In the private sector variable pay is often linked to profit sharing and share option schemes.
P.V.S. RAVINDRA VARMA
8th August 2005 From India, Hyderabad
Now, what is the correct way of setting this doubt of mine right.
Hope you could help me out in this
10th August 2005 From India, Mumbai
I must agree with Mr. Varma on the definition for variable pay. And I must respectfully disagree with your teacher Kruthi. However I would like to add a dimension to variable pay that seems to be overlooked by many organizations.
In a layman's language, if a variable pay scheme exists, then a person will get 'extra' money depending on whether he has achieved, what he is supposed to achieve & whether the company has done well. Some companies will reward the employee even if company is not performing but if the employee is performing. So if for example 85% of an employee's package is fixed and 15% variable & if the employee's monthly salary is 100 Rs (say) then he gets 85 Rs irrespective of whether we worked or not (provided he was present in office) & the 15 Rs he will get if he achieved his targets.

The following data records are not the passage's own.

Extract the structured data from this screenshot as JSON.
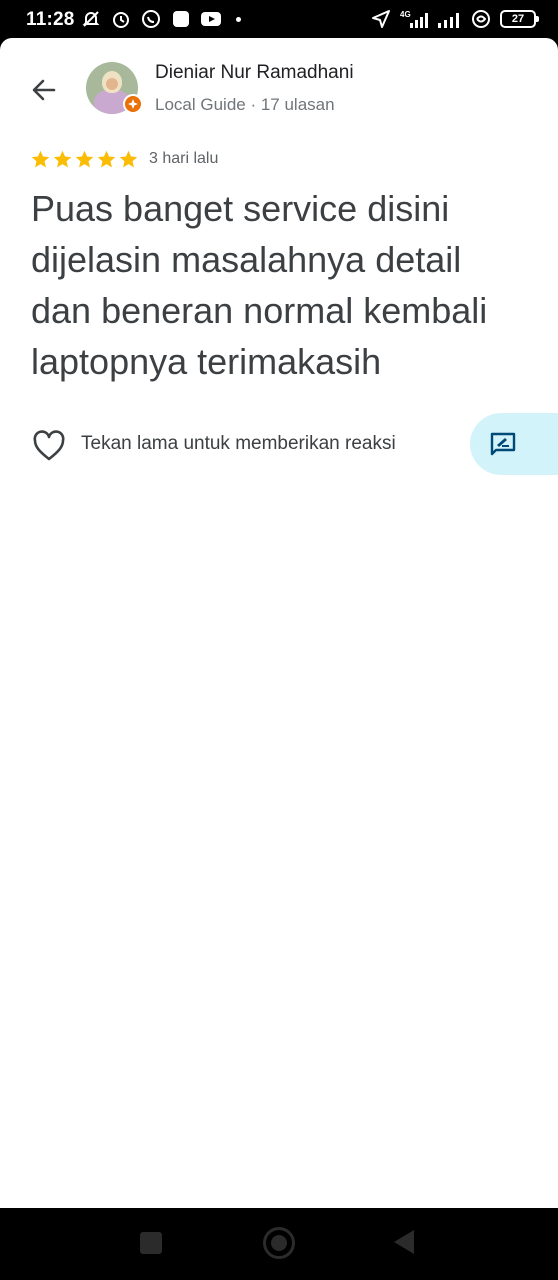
{
  "status_bar": {
    "time": "11:28",
    "left_icons": [
      "mute-icon",
      "alarm-icon",
      "whatsapp-icon",
      "app-icon",
      "youtube-icon",
      "dot-icon"
    ],
    "right_icons": [
      "location-icon",
      "signal-4g-icon",
      "signal-icon",
      "hotspot-icon",
      "battery-icon"
    ],
    "network_label": "4G",
    "battery_level": "27"
  },
  "review": {
    "reviewer_name": "Dieniar Nur Ramadhani",
    "reviewer_meta": "Local Guide · 17 ulasan",
    "rating": 5,
    "star_color": "#fbbc04",
    "date": "3 hari lalu",
    "text": "Puas banget service disini dijelasin masalahnya detail dan beneran normal kembali laptopnya terimakasih"
  },
  "reactions": {
    "hint": "Tekan lama untuk memberikan reaksi"
  },
  "colors": {
    "accent_badge": "#e8710a",
    "fab_background": "#d3f3fb",
    "fab_icon": "#004a77"
  }
}
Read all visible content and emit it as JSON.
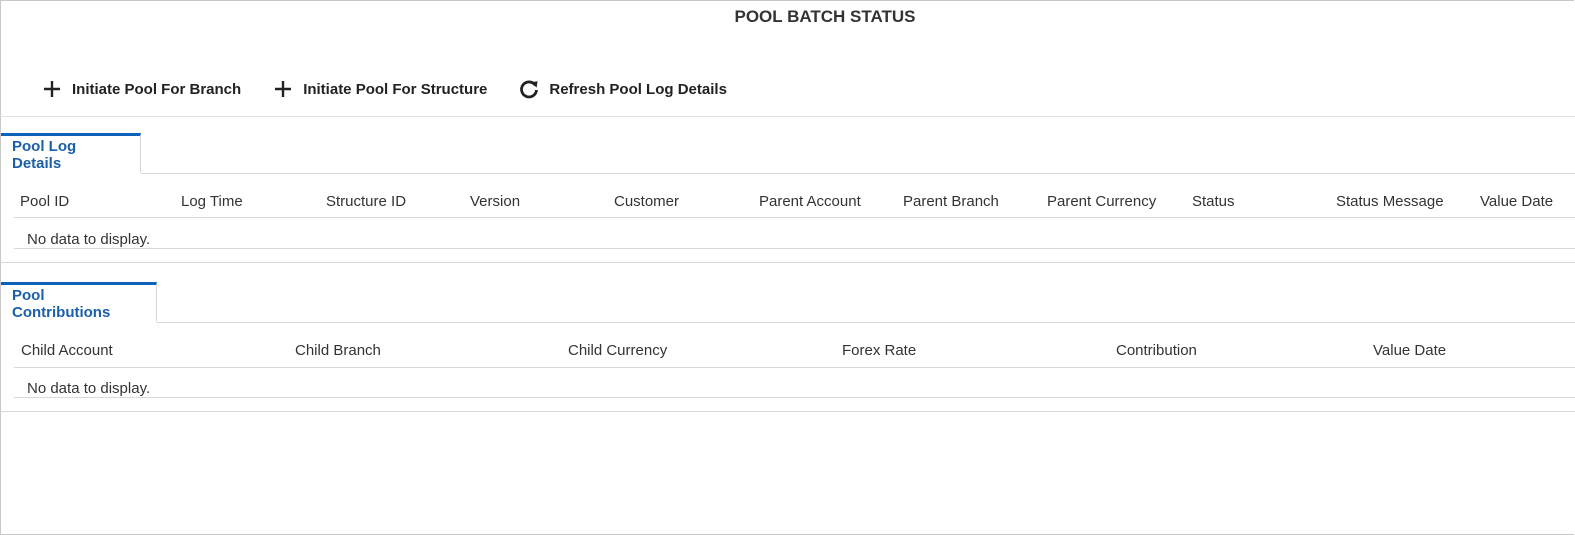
{
  "page": {
    "title": "POOL BATCH STATUS"
  },
  "toolbar": {
    "initiate_branch": "Initiate Pool For Branch",
    "initiate_structure": "Initiate Pool For Structure",
    "refresh": "Refresh Pool Log Details"
  },
  "pool_log": {
    "tab": "Pool Log Details",
    "columns": [
      "Pool ID",
      "Log Time",
      "Structure ID",
      "Version",
      "Customer",
      "Parent Account",
      "Parent Branch",
      "Parent Currency",
      "Status",
      "Status Message",
      "Value Date"
    ],
    "empty_text": "No data to display."
  },
  "pool_contrib": {
    "tab": "Pool Contributions",
    "columns": [
      "Child Account",
      "Child Branch",
      "Child Currency",
      "Forex Rate",
      "Contribution",
      "Value Date"
    ],
    "empty_text": "No data to display."
  },
  "colors": {
    "accent": "#0e63b8",
    "tab_text": "#1a5fa8"
  },
  "icons": {
    "add": "plus-icon",
    "refresh": "refresh-icon"
  }
}
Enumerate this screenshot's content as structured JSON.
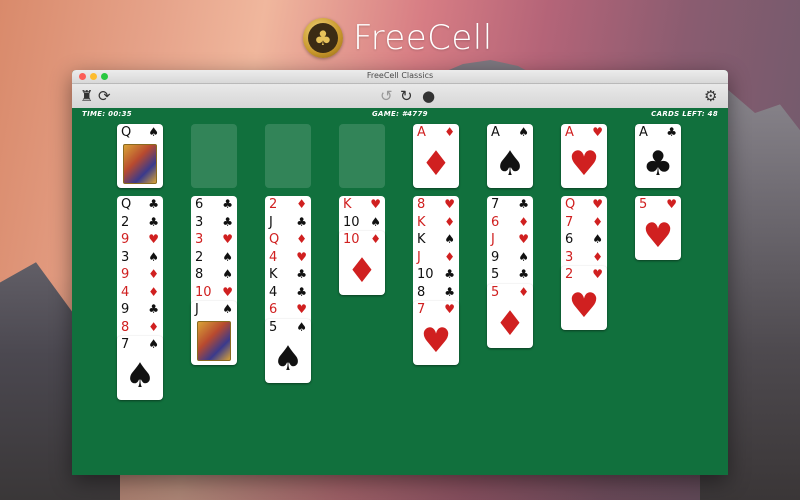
{
  "app": {
    "title": "FreeCell",
    "logo_glyph": "♣"
  },
  "window": {
    "title": "FreeCell Classics"
  },
  "toolbar": {
    "icons": {
      "rook": "♜",
      "shuffle": "⟳",
      "undo": "↺",
      "redo": "↻",
      "hint": "●",
      "gear": "⚙"
    }
  },
  "status": {
    "time": "TIME: 00:35",
    "game": "GAME: #4779",
    "cards_left": "CARDS LEFT: 48"
  },
  "free_cells": [
    {
      "rank": "Q",
      "suit": "♠",
      "color": "black",
      "face": true
    },
    null,
    null,
    null
  ],
  "foundations": [
    {
      "rank": "A",
      "suit": "♦",
      "color": "red"
    },
    {
      "rank": "A",
      "suit": "♠",
      "color": "black"
    },
    {
      "rank": "A",
      "suit": "♥",
      "color": "red"
    },
    {
      "rank": "A",
      "suit": "♣",
      "color": "black"
    }
  ],
  "tableau": [
    [
      {
        "rank": "Q",
        "suit": "♣",
        "color": "black"
      },
      {
        "rank": "2",
        "suit": "♣",
        "color": "black"
      },
      {
        "rank": "9",
        "suit": "♥",
        "color": "red"
      },
      {
        "rank": "3",
        "suit": "♠",
        "color": "black"
      },
      {
        "rank": "9",
        "suit": "♦",
        "color": "red"
      },
      {
        "rank": "4",
        "suit": "♦",
        "color": "red"
      },
      {
        "rank": "9",
        "suit": "♣",
        "color": "black"
      },
      {
        "rank": "8",
        "suit": "♦",
        "color": "red"
      },
      {
        "rank": "7",
        "suit": "♠",
        "color": "black"
      }
    ],
    [
      {
        "rank": "6",
        "suit": "♣",
        "color": "black"
      },
      {
        "rank": "3",
        "suit": "♣",
        "color": "black"
      },
      {
        "rank": "3",
        "suit": "♥",
        "color": "red"
      },
      {
        "rank": "2",
        "suit": "♠",
        "color": "black"
      },
      {
        "rank": "8",
        "suit": "♠",
        "color": "black"
      },
      {
        "rank": "10",
        "suit": "♥",
        "color": "red"
      },
      {
        "rank": "J",
        "suit": "♠",
        "color": "black",
        "face": true
      }
    ],
    [
      {
        "rank": "2",
        "suit": "♦",
        "color": "red"
      },
      {
        "rank": "J",
        "suit": "♣",
        "color": "black"
      },
      {
        "rank": "Q",
        "suit": "♦",
        "color": "red"
      },
      {
        "rank": "4",
        "suit": "♥",
        "color": "red"
      },
      {
        "rank": "K",
        "suit": "♣",
        "color": "black"
      },
      {
        "rank": "4",
        "suit": "♣",
        "color": "black"
      },
      {
        "rank": "6",
        "suit": "♥",
        "color": "red"
      },
      {
        "rank": "5",
        "suit": "♠",
        "color": "black"
      }
    ],
    [
      {
        "rank": "K",
        "suit": "♥",
        "color": "red"
      },
      {
        "rank": "10",
        "suit": "♠",
        "color": "black"
      },
      {
        "rank": "10",
        "suit": "♦",
        "color": "red"
      }
    ],
    [
      {
        "rank": "8",
        "suit": "♥",
        "color": "red"
      },
      {
        "rank": "K",
        "suit": "♦",
        "color": "red"
      },
      {
        "rank": "K",
        "suit": "♠",
        "color": "black"
      },
      {
        "rank": "J",
        "suit": "♦",
        "color": "red"
      },
      {
        "rank": "10",
        "suit": "♣",
        "color": "black"
      },
      {
        "rank": "8",
        "suit": "♣",
        "color": "black"
      },
      {
        "rank": "7",
        "suit": "♥",
        "color": "red"
      }
    ],
    [
      {
        "rank": "7",
        "suit": "♣",
        "color": "black"
      },
      {
        "rank": "6",
        "suit": "♦",
        "color": "red"
      },
      {
        "rank": "J",
        "suit": "♥",
        "color": "red"
      },
      {
        "rank": "9",
        "suit": "♠",
        "color": "black"
      },
      {
        "rank": "5",
        "suit": "♣",
        "color": "black"
      },
      {
        "rank": "5",
        "suit": "♦",
        "color": "red"
      }
    ],
    [
      {
        "rank": "Q",
        "suit": "♥",
        "color": "red"
      },
      {
        "rank": "7",
        "suit": "♦",
        "color": "red"
      },
      {
        "rank": "6",
        "suit": "♠",
        "color": "black"
      },
      {
        "rank": "3",
        "suit": "♦",
        "color": "red"
      },
      {
        "rank": "2",
        "suit": "♥",
        "color": "red"
      }
    ],
    [
      {
        "rank": "5",
        "suit": "♥",
        "color": "red"
      }
    ]
  ]
}
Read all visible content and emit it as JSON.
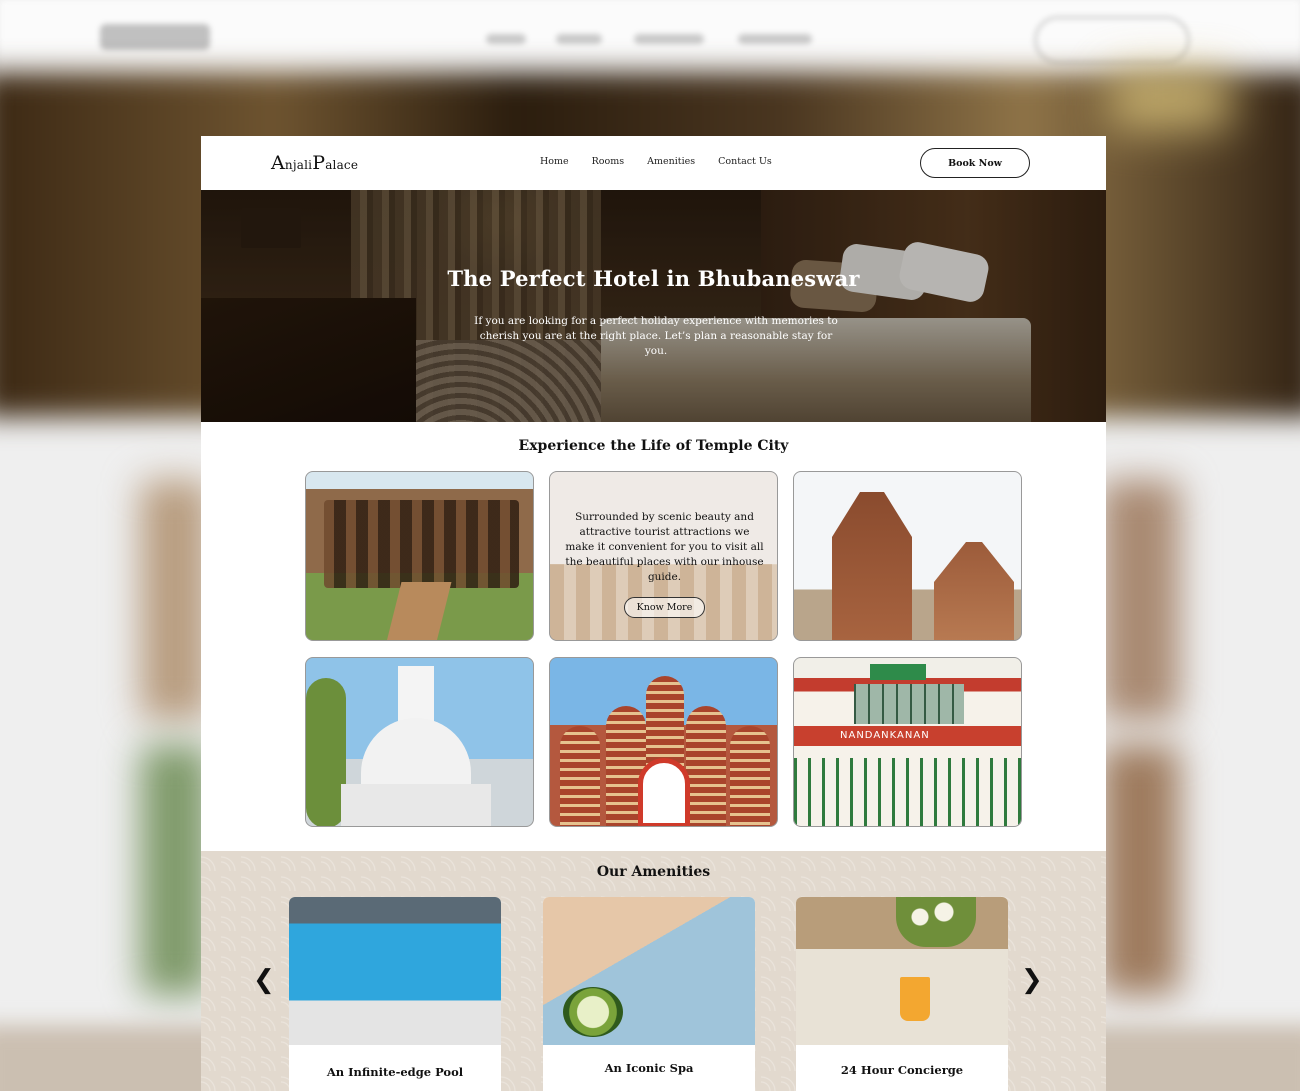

Now the 15% incentive takes care of 2 things: a) That the targets for the company are achieved b) The employee is motivated to do earn more money by doing more work. So if hypothetically, the company has 5000 employees and assuming that all 5000 employees achieve targets (most of them do in real life) then the company pays out 5000 x 15 x 12 = 9 Lakhs per annum as incentive.
Now the dimension I'm adding is the company can actually save a lot of money here. And the answer lies in the second point I mentioned above which is employee motivation. As per research not every person is motivated by money. Each employee is motivated by different things. Some people are motivated by more responsibilities, some people are motivated by spending time in social service, some people by verbal congratulation by the CEO, some people by gits etc. Some famous models such as Holland's RIASEC model provide basis to this thought. So if a company identifies the type of employee and designs a variable pay to suit his/her interest, both the company & the employee wins!
11th August 2005 From India, New Delhi
Thanks for your such nice explanation....
can variable pay take place in FNF statement?
v hav a veriable pay where employees have to evaluate themself for their performance in % on bi-annully basis. No question will ask. one of my collegue left the company, he evaluate himself as 100% performer. He has received his FNF statement where varibal pay is not mentioned. HR Manager replied that "Variable Pay is never mentioned in FnF statement".
is it correct?
He'll get the seprate cheque for the same.
Thanks & Regards,
2nd June 2010 From India, Pune